* PROVIDED MATERIAL:
○ ○ ○

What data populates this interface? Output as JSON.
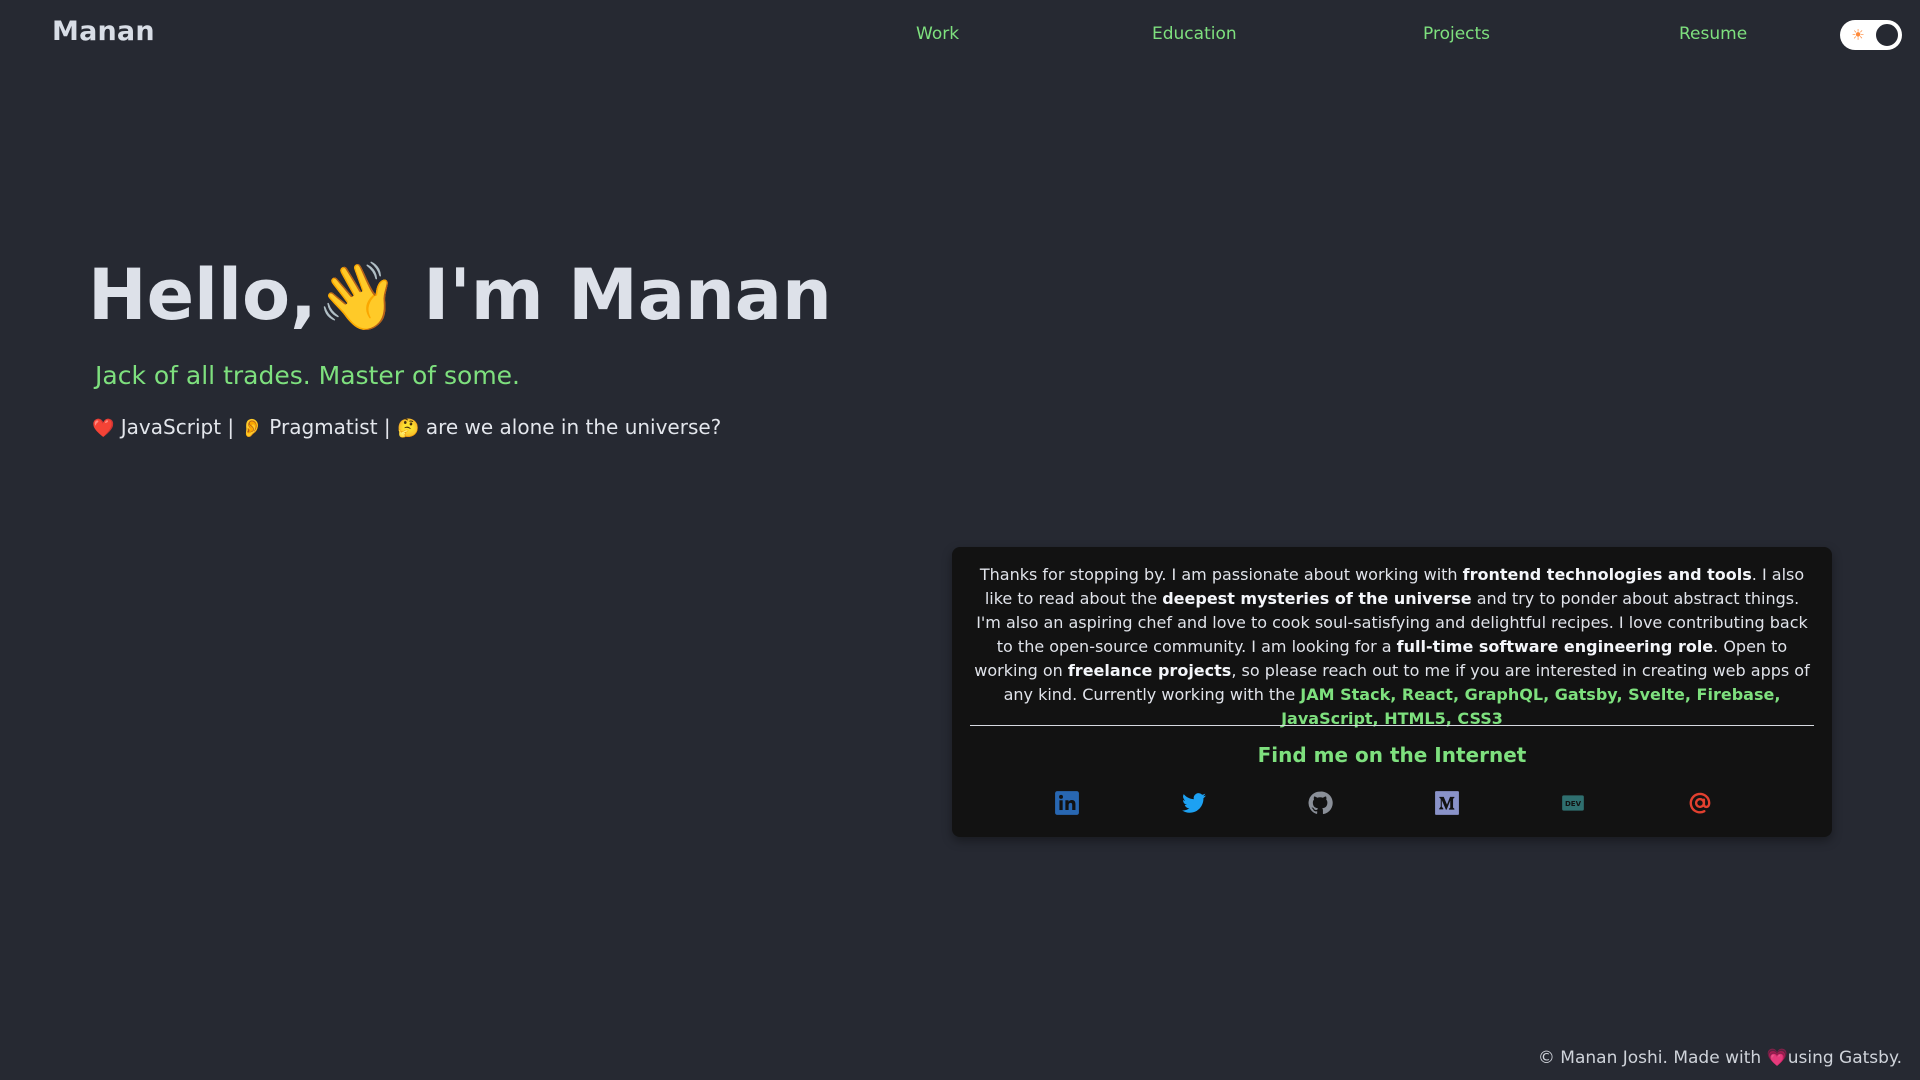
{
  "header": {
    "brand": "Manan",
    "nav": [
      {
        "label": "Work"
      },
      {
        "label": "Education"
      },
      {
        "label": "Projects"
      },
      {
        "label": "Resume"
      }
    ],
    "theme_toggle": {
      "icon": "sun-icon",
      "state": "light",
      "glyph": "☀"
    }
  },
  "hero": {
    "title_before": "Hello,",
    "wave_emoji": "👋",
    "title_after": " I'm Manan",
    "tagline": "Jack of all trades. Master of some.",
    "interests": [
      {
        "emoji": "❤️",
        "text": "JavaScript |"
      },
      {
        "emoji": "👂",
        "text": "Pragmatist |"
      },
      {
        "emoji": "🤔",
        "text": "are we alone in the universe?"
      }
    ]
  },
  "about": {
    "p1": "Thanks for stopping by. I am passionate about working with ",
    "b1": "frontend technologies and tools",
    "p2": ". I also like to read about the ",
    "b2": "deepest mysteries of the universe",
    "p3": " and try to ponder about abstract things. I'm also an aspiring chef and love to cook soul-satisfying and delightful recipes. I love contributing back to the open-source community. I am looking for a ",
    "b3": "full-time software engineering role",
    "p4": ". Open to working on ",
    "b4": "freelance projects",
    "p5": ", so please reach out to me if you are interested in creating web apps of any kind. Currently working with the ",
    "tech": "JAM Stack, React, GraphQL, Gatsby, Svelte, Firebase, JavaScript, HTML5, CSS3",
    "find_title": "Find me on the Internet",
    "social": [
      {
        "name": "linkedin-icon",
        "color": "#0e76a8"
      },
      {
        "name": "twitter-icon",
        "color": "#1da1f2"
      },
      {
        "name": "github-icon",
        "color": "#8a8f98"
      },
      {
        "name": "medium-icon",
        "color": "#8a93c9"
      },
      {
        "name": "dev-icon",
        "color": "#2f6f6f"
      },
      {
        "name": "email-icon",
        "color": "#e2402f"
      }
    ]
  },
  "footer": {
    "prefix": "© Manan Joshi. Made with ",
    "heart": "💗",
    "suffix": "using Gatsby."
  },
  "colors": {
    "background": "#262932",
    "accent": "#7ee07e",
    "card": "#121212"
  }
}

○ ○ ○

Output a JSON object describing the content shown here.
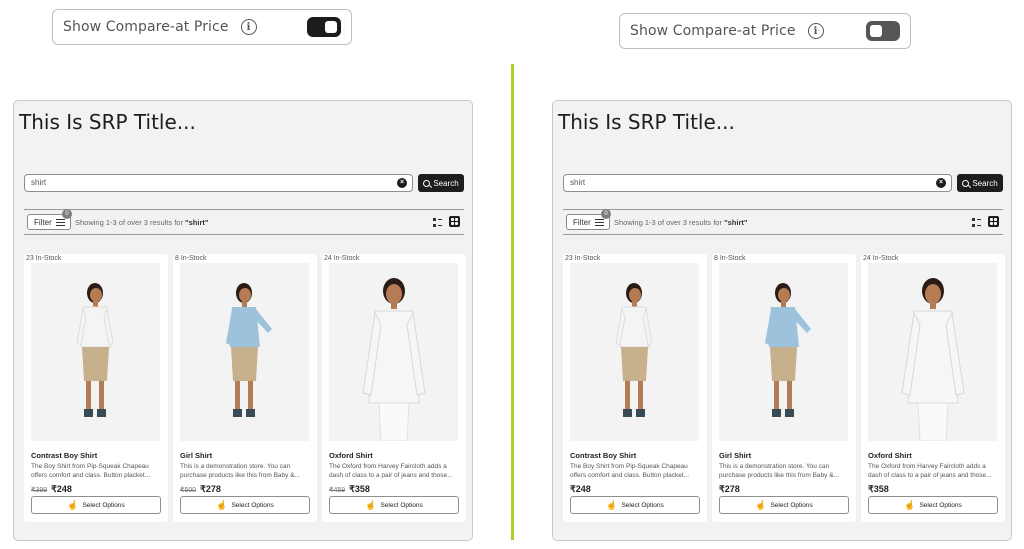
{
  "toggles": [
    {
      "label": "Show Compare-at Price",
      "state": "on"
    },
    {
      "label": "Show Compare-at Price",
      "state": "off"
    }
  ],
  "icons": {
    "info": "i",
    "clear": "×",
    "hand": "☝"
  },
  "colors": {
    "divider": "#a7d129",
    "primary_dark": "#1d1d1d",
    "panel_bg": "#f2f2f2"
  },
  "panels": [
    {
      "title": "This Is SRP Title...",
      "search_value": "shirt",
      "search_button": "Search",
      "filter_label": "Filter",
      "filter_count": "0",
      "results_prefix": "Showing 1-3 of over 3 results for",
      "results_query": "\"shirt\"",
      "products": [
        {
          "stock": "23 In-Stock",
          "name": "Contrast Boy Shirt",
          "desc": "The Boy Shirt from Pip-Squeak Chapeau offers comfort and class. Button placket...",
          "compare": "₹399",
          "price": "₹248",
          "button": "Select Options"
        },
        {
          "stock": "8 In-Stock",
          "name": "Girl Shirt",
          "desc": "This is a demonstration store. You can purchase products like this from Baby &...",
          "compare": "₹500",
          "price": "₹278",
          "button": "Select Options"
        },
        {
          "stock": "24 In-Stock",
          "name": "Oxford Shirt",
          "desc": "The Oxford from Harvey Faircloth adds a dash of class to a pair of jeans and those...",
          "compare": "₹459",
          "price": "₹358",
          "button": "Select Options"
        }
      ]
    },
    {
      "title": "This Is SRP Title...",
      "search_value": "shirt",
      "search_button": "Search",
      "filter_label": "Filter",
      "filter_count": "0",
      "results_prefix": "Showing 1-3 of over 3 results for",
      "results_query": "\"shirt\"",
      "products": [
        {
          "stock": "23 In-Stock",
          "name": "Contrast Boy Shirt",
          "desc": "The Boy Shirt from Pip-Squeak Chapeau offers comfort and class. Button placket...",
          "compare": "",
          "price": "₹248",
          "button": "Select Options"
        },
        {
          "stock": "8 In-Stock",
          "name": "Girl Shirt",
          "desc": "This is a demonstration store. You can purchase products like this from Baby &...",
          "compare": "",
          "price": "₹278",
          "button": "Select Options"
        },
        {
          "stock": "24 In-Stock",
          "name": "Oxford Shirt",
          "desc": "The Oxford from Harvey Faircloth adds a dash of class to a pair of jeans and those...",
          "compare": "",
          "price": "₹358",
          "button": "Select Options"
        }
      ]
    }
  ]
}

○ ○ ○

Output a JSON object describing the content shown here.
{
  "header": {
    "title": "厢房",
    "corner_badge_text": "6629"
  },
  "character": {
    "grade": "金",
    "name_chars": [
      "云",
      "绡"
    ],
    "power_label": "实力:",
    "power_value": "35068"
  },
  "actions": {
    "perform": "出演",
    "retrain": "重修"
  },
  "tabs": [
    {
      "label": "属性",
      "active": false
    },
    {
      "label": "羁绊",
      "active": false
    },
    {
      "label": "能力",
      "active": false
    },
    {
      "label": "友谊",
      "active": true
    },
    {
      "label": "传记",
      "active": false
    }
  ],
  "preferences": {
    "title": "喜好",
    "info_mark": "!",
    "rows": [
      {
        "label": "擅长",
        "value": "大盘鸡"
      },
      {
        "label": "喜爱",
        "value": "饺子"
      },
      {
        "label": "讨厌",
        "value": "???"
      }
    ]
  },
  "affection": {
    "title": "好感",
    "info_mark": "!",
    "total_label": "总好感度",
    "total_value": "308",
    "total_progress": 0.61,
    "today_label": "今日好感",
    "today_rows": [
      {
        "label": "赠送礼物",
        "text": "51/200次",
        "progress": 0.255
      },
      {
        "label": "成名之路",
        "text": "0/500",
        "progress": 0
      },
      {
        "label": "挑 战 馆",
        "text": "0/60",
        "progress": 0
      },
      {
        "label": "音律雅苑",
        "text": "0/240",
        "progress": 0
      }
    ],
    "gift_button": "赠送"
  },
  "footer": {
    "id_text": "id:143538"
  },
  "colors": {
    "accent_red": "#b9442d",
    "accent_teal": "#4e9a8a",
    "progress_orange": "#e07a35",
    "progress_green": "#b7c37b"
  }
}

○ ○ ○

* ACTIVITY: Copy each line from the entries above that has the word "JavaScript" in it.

* RESPONSE BOX:
        "text": "JavaScript |"
    "tech": "JAM Stack, React, GraphQL, Gatsby, Svelte, Firebase, JavaScript, HTML5, CSS3",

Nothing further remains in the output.